═════ Material supplied ═════

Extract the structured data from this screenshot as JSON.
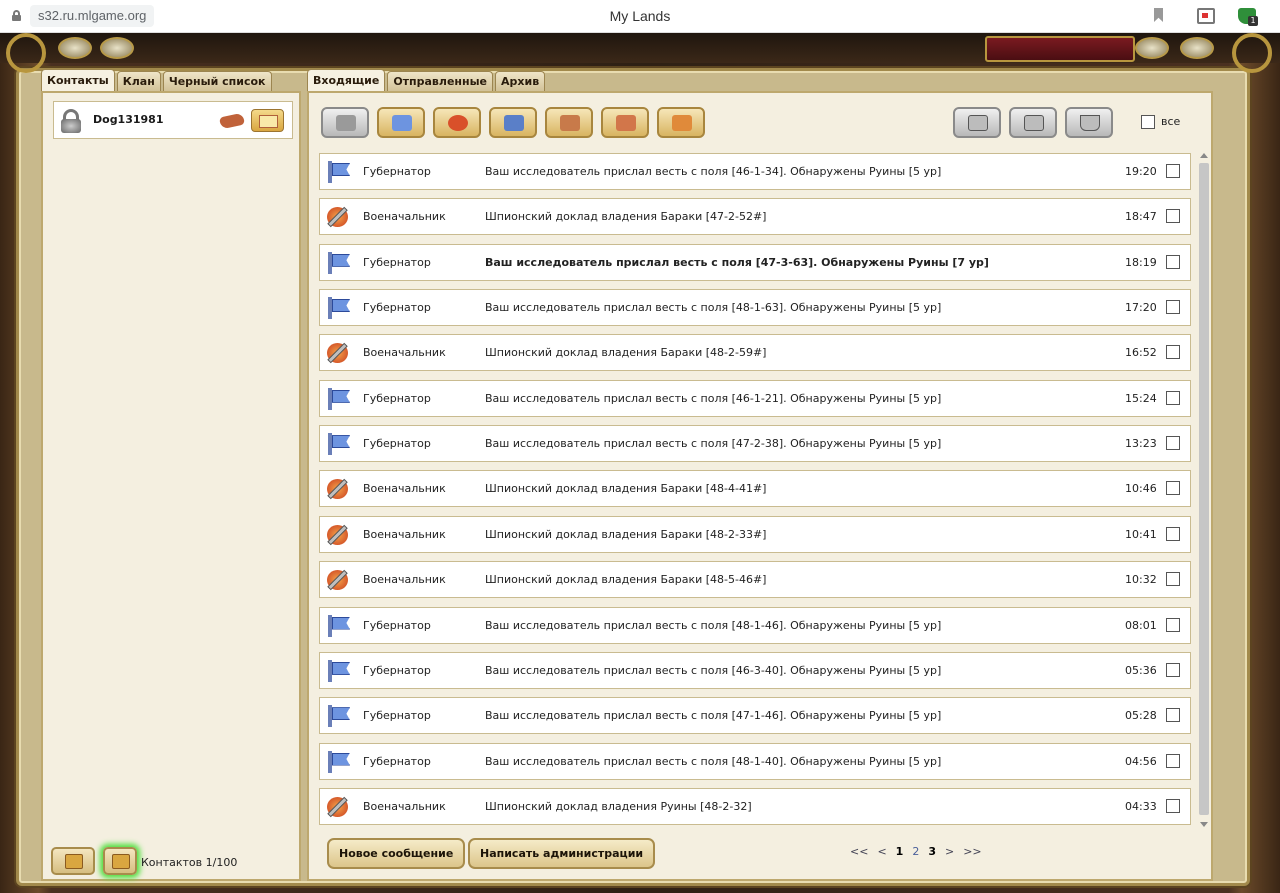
{
  "browser": {
    "url": "s32.ru.mlgame.org",
    "title": "My Lands"
  },
  "left": {
    "tabs": [
      "Контакты",
      "Клан",
      "Черный список"
    ],
    "contact": {
      "name": "Dog131981"
    },
    "count_label": "Контактов 1/100"
  },
  "right": {
    "tabs": [
      "Входящие",
      "Отправленные",
      "Архив"
    ],
    "select_all_label": "все",
    "messages": [
      {
        "type": "gov",
        "sender": "Губернатор",
        "subject": "Ваш исследователь прислал весть с поля [46-1-34]. Обнаружены Руины [5 ур]",
        "time": "19:20",
        "unread": false
      },
      {
        "type": "war",
        "sender": "Военачальник",
        "subject": "Шпионский доклад владения Бараки [47-2-52#]",
        "time": "18:47",
        "unread": false
      },
      {
        "type": "gov",
        "sender": "Губернатор",
        "subject": "Ваш исследователь прислал весть с поля [47-3-63]. Обнаружены Руины [7 ур]",
        "time": "18:19",
        "unread": true
      },
      {
        "type": "gov",
        "sender": "Губернатор",
        "subject": "Ваш исследователь прислал весть с поля [48-1-63]. Обнаружены Руины [5 ур]",
        "time": "17:20",
        "unread": false
      },
      {
        "type": "war",
        "sender": "Военачальник",
        "subject": "Шпионский доклад владения Бараки [48-2-59#]",
        "time": "16:52",
        "unread": false
      },
      {
        "type": "gov",
        "sender": "Губернатор",
        "subject": "Ваш исследователь прислал весть с поля [46-1-21]. Обнаружены Руины [5 ур]",
        "time": "15:24",
        "unread": false
      },
      {
        "type": "gov",
        "sender": "Губернатор",
        "subject": "Ваш исследователь прислал весть с поля [47-2-38]. Обнаружены Руины [5 ур]",
        "time": "13:23",
        "unread": false
      },
      {
        "type": "war",
        "sender": "Военачальник",
        "subject": "Шпионский доклад владения Бараки [48-4-41#]",
        "time": "10:46",
        "unread": false
      },
      {
        "type": "war",
        "sender": "Военачальник",
        "subject": "Шпионский доклад владения Бараки [48-2-33#]",
        "time": "10:41",
        "unread": false
      },
      {
        "type": "war",
        "sender": "Военачальник",
        "subject": "Шпионский доклад владения Бараки [48-5-46#]",
        "time": "10:32",
        "unread": false
      },
      {
        "type": "gov",
        "sender": "Губернатор",
        "subject": "Ваш исследователь прислал весть с поля [48-1-46]. Обнаружены Руины [5 ур]",
        "time": "08:01",
        "unread": false
      },
      {
        "type": "gov",
        "sender": "Губернатор",
        "subject": "Ваш исследователь прислал весть с поля [46-3-40]. Обнаружены Руины [5 ур]",
        "time": "05:36",
        "unread": false
      },
      {
        "type": "gov",
        "sender": "Губернатор",
        "subject": "Ваш исследователь прислал весть с поля [47-1-46]. Обнаружены Руины [5 ур]",
        "time": "05:28",
        "unread": false
      },
      {
        "type": "gov",
        "sender": "Губернатор",
        "subject": "Ваш исследователь прислал весть с поля [48-1-40]. Обнаружены Руины [5 ур]",
        "time": "04:56",
        "unread": false
      },
      {
        "type": "war",
        "sender": "Военачальник",
        "subject": "Шпионский доклад владения Руины [48-2-32]",
        "time": "04:33",
        "unread": false
      }
    ],
    "new_message_label": "Новое сообщение",
    "write_admin_label": "Написать администрации",
    "pager": {
      "first": "<<",
      "prev": "<",
      "pages": [
        "1",
        "2",
        "3"
      ],
      "current": "1",
      "next": ">",
      "last": ">>"
    }
  },
  "colors": {
    "frame_gold": "#b8963e",
    "panel_bg": "#f4efe0",
    "button_gold": "#d8b461"
  },
  "icons": {
    "toolbar_filters": [
      "scroll-icon",
      "governor-flag-icon",
      "warlord-shield-icon",
      "book-icon",
      "people-icon",
      "handshake-icon",
      "king-icon"
    ],
    "toolbar_actions": [
      "envelope-icon",
      "archive-box-icon",
      "trash-icon"
    ]
  }
}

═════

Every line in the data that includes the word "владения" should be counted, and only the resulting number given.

6